■ YOUR ASSIGNMENT ■
Exact copy, no pictures: set down every entry below as written.

+++ INFORMATION SUPPLIED +++

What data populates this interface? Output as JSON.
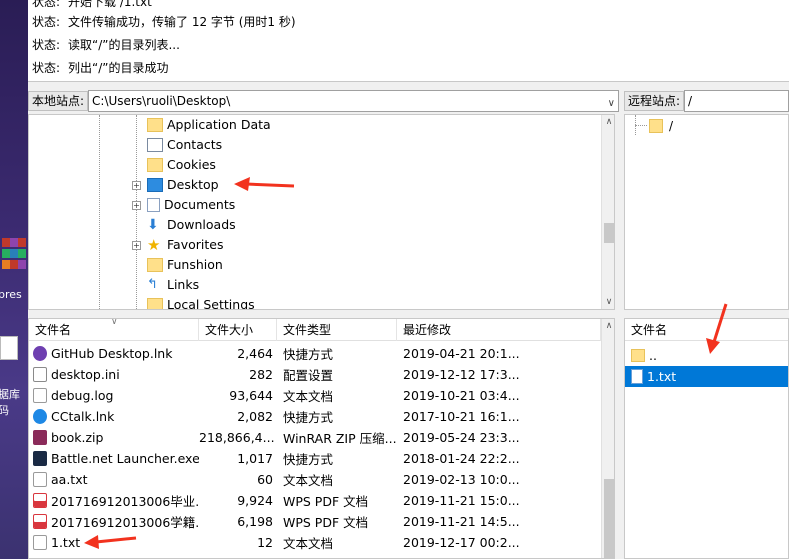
{
  "status_log": [
    {
      "key": "状态:",
      "text": "开始下载 /1.txt"
    },
    {
      "key": "状态:",
      "text": "文件传输成功，传输了 12 字节 (用时1 秒)"
    },
    {
      "key": "状态:",
      "text": "读取“/”的目录列表..."
    },
    {
      "key": "状态:",
      "text": "列出“/”的目录成功"
    }
  ],
  "desktop": {
    "item1_label": "pres",
    "item2_label": "据库",
    "item2_label2": "码"
  },
  "local": {
    "site_label": "本地站点:",
    "path": "C:\\Users\\ruoli\\Desktop\\",
    "tree": [
      {
        "label": "Application Data",
        "expandable": false,
        "icon": "folder-icon"
      },
      {
        "label": "Contacts",
        "expandable": false,
        "icon": "contacts-icon"
      },
      {
        "label": "Cookies",
        "expandable": false,
        "icon": "folder-icon"
      },
      {
        "label": "Desktop",
        "expandable": true,
        "icon": "desktop-icon"
      },
      {
        "label": "Documents",
        "expandable": true,
        "icon": "documents-icon"
      },
      {
        "label": "Downloads",
        "expandable": false,
        "icon": "download-icon"
      },
      {
        "label": "Favorites",
        "expandable": true,
        "icon": "star-icon"
      },
      {
        "label": "Funshion",
        "expandable": false,
        "icon": "folder-icon"
      },
      {
        "label": "Links",
        "expandable": false,
        "icon": "link-icon"
      },
      {
        "label": "Local Settings",
        "expandable": false,
        "icon": "folder-icon"
      }
    ],
    "columns": [
      "文件名",
      "文件大小",
      "文件类型",
      "最近修改"
    ],
    "files": [
      {
        "name": "GitHub Desktop.lnk",
        "size": "2,464",
        "type": "快捷方式",
        "modified": "2019-04-21 20:1...",
        "icon": "github-icon",
        "color": "#6e3fb0"
      },
      {
        "name": "desktop.ini",
        "size": "282",
        "type": "配置设置",
        "modified": "2019-12-12 17:3...",
        "icon": "ini-icon",
        "color": "#8a8a8a"
      },
      {
        "name": "debug.log",
        "size": "93,644",
        "type": "文本文档",
        "modified": "2019-10-21 03:4...",
        "icon": "text-icon",
        "color": "#9a9a9a"
      },
      {
        "name": "CCtalk.lnk",
        "size": "2,082",
        "type": "快捷方式",
        "modified": "2017-10-21 16:1...",
        "icon": "cctalk-icon",
        "color": "#1e88e5"
      },
      {
        "name": "book.zip",
        "size": "218,866,4...",
        "type": "WinRAR ZIP 压缩...",
        "modified": "2019-05-24 23:3...",
        "icon": "winrar-icon",
        "color": "#8b2b5a"
      },
      {
        "name": "Battle.net Launcher.exe...",
        "size": "1,017",
        "type": "快捷方式",
        "modified": "2018-01-24 22:2...",
        "icon": "battlenet-icon",
        "color": "#1a2a44"
      },
      {
        "name": "aa.txt",
        "size": "60",
        "type": "文本文档",
        "modified": "2019-02-13 10:0...",
        "icon": "text-icon",
        "color": "#9a9a9a"
      },
      {
        "name": "201716912013006毕业...",
        "size": "9,924",
        "type": "WPS PDF 文档",
        "modified": "2019-11-21 15:0...",
        "icon": "pdf-icon",
        "color": "#d9363e"
      },
      {
        "name": "201716912013006学籍...",
        "size": "6,198",
        "type": "WPS PDF 文档",
        "modified": "2019-11-21 14:5...",
        "icon": "pdf-icon",
        "color": "#d9363e"
      },
      {
        "name": "1.txt",
        "size": "12",
        "type": "文本文档",
        "modified": "2019-12-17 00:2...",
        "icon": "text-icon",
        "color": "#9a9a9a"
      }
    ]
  },
  "remote": {
    "site_label": "远程站点:",
    "path": "/",
    "tree_root": "/",
    "column": "文件名",
    "files": [
      {
        "name": "..",
        "icon": "folder-icon",
        "selected": false
      },
      {
        "name": "1.txt",
        "icon": "text-icon",
        "selected": true
      }
    ]
  }
}
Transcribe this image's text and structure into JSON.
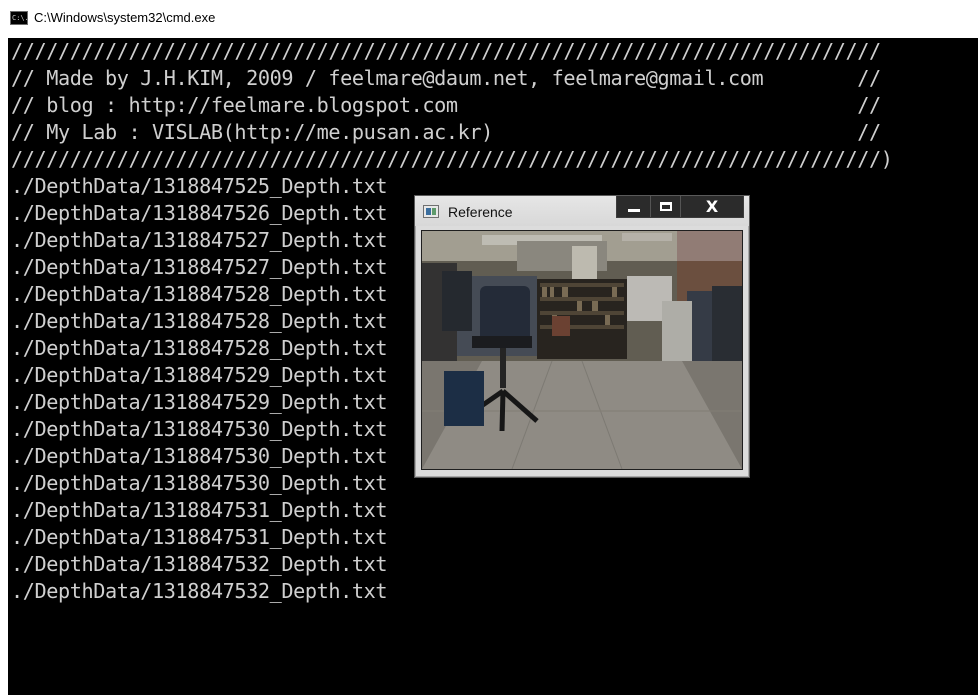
{
  "window": {
    "title": "C:\\Windows\\system32\\cmd.exe",
    "icon": "cmd-icon",
    "icon_text": "C:\\."
  },
  "console": {
    "lines": [
      "//////////////////////////////////////////////////////////////////////////",
      "// Made by J.H.KIM, 2009 / feelmare@daum.net, feelmare@gmail.com        //",
      "// blog : http://feelmare.blogspot.com                                  //",
      "// My Lab : VISLAB(http://me.pusan.ac.kr)                               //",
      "//////////////////////////////////////////////////////////////////////////)",
      "./DepthData/1318847525_Depth.txt",
      "./DepthData/1318847526_Depth.txt",
      "./DepthData/1318847527_Depth.txt",
      "./DepthData/1318847527_Depth.txt",
      "./DepthData/1318847528_Depth.txt",
      "./DepthData/1318847528_Depth.txt",
      "./DepthData/1318847528_Depth.txt",
      "./DepthData/1318847529_Depth.txt",
      "./DepthData/1318847529_Depth.txt",
      "./DepthData/1318847530_Depth.txt",
      "./DepthData/1318847530_Depth.txt",
      "./DepthData/1318847530_Depth.txt",
      "./DepthData/1318847531_Depth.txt",
      "./DepthData/1318847531_Depth.txt",
      "./DepthData/1318847532_Depth.txt",
      "./DepthData/1318847532_Depth.txt"
    ],
    "background": "#000000",
    "foreground": "#cfcfcf"
  },
  "reference_window": {
    "title": "Reference",
    "icon": "image-window-icon",
    "controls": {
      "minimize": "minimize-icon",
      "maximize": "maximize-icon",
      "close": "X"
    },
    "image": "office-room-photo"
  }
}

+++

■ REPLY TO THE EXERCISE ■
What data populates this interface? Output as JSON.
{
  "status_log": [
    {
      "key": "状态:",
      "text": "开始下载 /1.txt"
    },
    {
      "key": "状态:",
      "text": "文件传输成功，传输了 12 字节 (用时1 秒)"
    },
    {
      "key": "状态:",
      "text": "读取“/”的目录列表..."
    },
    {
      "key": "状态:",
      "text": "列出“/”的目录成功"
    }
  ],
  "desktop": {
    "item1_label": "pres",
    "item2_label": "据库",
    "item2_label2": "码"
  },
  "local": {
    "site_label": "本地站点:",
    "path": "C:\\Users\\ruoli\\Desktop\\",
    "tree": [
      {
        "label": "Application Data",
        "expandable": false,
        "icon": "folder-icon"
      },
      {
        "label": "Contacts",
        "expandable": false,
        "icon": "contacts-icon"
      },
      {
        "label": "Cookies",
        "expandable": false,
        "icon": "folder-icon"
      },
      {
        "label": "Desktop",
        "expandable": true,
        "icon": "desktop-icon"
      },
      {
        "label": "Documents",
        "expandable": true,
        "icon": "documents-icon"
      },
      {
        "label": "Downloads",
        "expandable": false,
        "icon": "download-icon"
      },
      {
        "label": "Favorites",
        "expandable": true,
        "icon": "star-icon"
      },
      {
        "label": "Funshion",
        "expandable": false,
        "icon": "folder-icon"
      },
      {
        "label": "Links",
        "expandable": false,
        "icon": "link-icon"
      },
      {
        "label": "Local Settings",
        "expandable": false,
        "icon": "folder-icon"
      }
    ],
    "columns": [
      "文件名",
      "文件大小",
      "文件类型",
      "最近修改"
    ],
    "files": [
      {
        "name": "GitHub Desktop.lnk",
        "size": "2,464",
        "type": "快捷方式",
        "modified": "2019-04-21 20:1...",
        "icon": "github-icon",
        "color": "#6e3fb0"
      },
      {
        "name": "desktop.ini",
        "size": "282",
        "type": "配置设置",
        "modified": "2019-12-12 17:3...",
        "icon": "ini-icon",
        "color": "#8a8a8a"
      },
      {
        "name": "debug.log",
        "size": "93,644",
        "type": "文本文档",
        "modified": "2019-10-21 03:4...",
        "icon": "text-icon",
        "color": "#9a9a9a"
      },
      {
        "name": "CCtalk.lnk",
        "size": "2,082",
        "type": "快捷方式",
        "modified": "2017-10-21 16:1...",
        "icon": "cctalk-icon",
        "color": "#1e88e5"
      },
      {
        "name": "book.zip",
        "size": "218,866,4...",
        "type": "WinRAR ZIP 压缩...",
        "modified": "2019-05-24 23:3...",
        "icon": "winrar-icon",
        "color": "#8b2b5a"
      },
      {
        "name": "Battle.net Launcher.exe...",
        "size": "1,017",
        "type": "快捷方式",
        "modified": "2018-01-24 22:2...",
        "icon": "battlenet-icon",
        "color": "#1a2a44"
      },
      {
        "name": "aa.txt",
        "size": "60",
        "type": "文本文档",
        "modified": "2019-02-13 10:0...",
        "icon": "text-icon",
        "color": "#9a9a9a"
      },
      {
        "name": "201716912013006毕业...",
        "size": "9,924",
        "type": "WPS PDF 文档",
        "modified": "2019-11-21 15:0...",
        "icon": "pdf-icon",
        "color": "#d9363e"
      },
      {
        "name": "201716912013006学籍...",
        "size": "6,198",
        "type": "WPS PDF 文档",
        "modified": "2019-11-21 14:5...",
        "icon": "pdf-icon",
        "color": "#d9363e"
      },
      {
        "name": "1.txt",
        "size": "12",
        "type": "文本文档",
        "modified": "2019-12-17 00:2...",
        "icon": "text-icon",
        "color": "#9a9a9a"
      }
    ]
  },
  "remote": {
    "site_label": "远程站点:",
    "path": "/",
    "tree_root": "/",
    "column": "文件名",
    "files": [
      {
        "name": "..",
        "icon": "folder-icon",
        "selected": false
      },
      {
        "name": "1.txt",
        "icon": "text-icon",
        "selected": true
      }
    ]
  }
}
Transcribe this image's text and structure into JSON.
{
  "window": {
    "title": "C:\\Windows\\system32\\cmd.exe",
    "icon": "cmd-icon",
    "icon_text": "C:\\."
  },
  "console": {
    "lines": [
      "//////////////////////////////////////////////////////////////////////////",
      "// Made by J.H.KIM, 2009 / feelmare@daum.net, feelmare@gmail.com        //",
      "// blog : http://feelmare.blogspot.com                                  //",
      "// My Lab : VISLAB(http://me.pusan.ac.kr)                               //",
      "//////////////////////////////////////////////////////////////////////////)",
      "./DepthData/1318847525_Depth.txt",
      "./DepthData/1318847526_Depth.txt",
      "./DepthData/1318847527_Depth.txt",
      "./DepthData/1318847527_Depth.txt",
      "./DepthData/1318847528_Depth.txt",
      "./DepthData/1318847528_Depth.txt",
      "./DepthData/1318847528_Depth.txt",
      "./DepthData/1318847529_Depth.txt",
      "./DepthData/1318847529_Depth.txt",
      "./DepthData/1318847530_Depth.txt",
      "./DepthData/1318847530_Depth.txt",
      "./DepthData/1318847530_Depth.txt",
      "./DepthData/1318847531_Depth.txt",
      "./DepthData/1318847531_Depth.txt",
      "./DepthData/1318847532_Depth.txt",
      "./DepthData/1318847532_Depth.txt"
    ],
    "background": "#000000",
    "foreground": "#cfcfcf"
  },
  "reference_window": {
    "title": "Reference",
    "icon": "image-window-icon",
    "controls": {
      "minimize": "minimize-icon",
      "maximize": "maximize-icon",
      "close": "X"
    },
    "image": "office-room-photo"
  }
}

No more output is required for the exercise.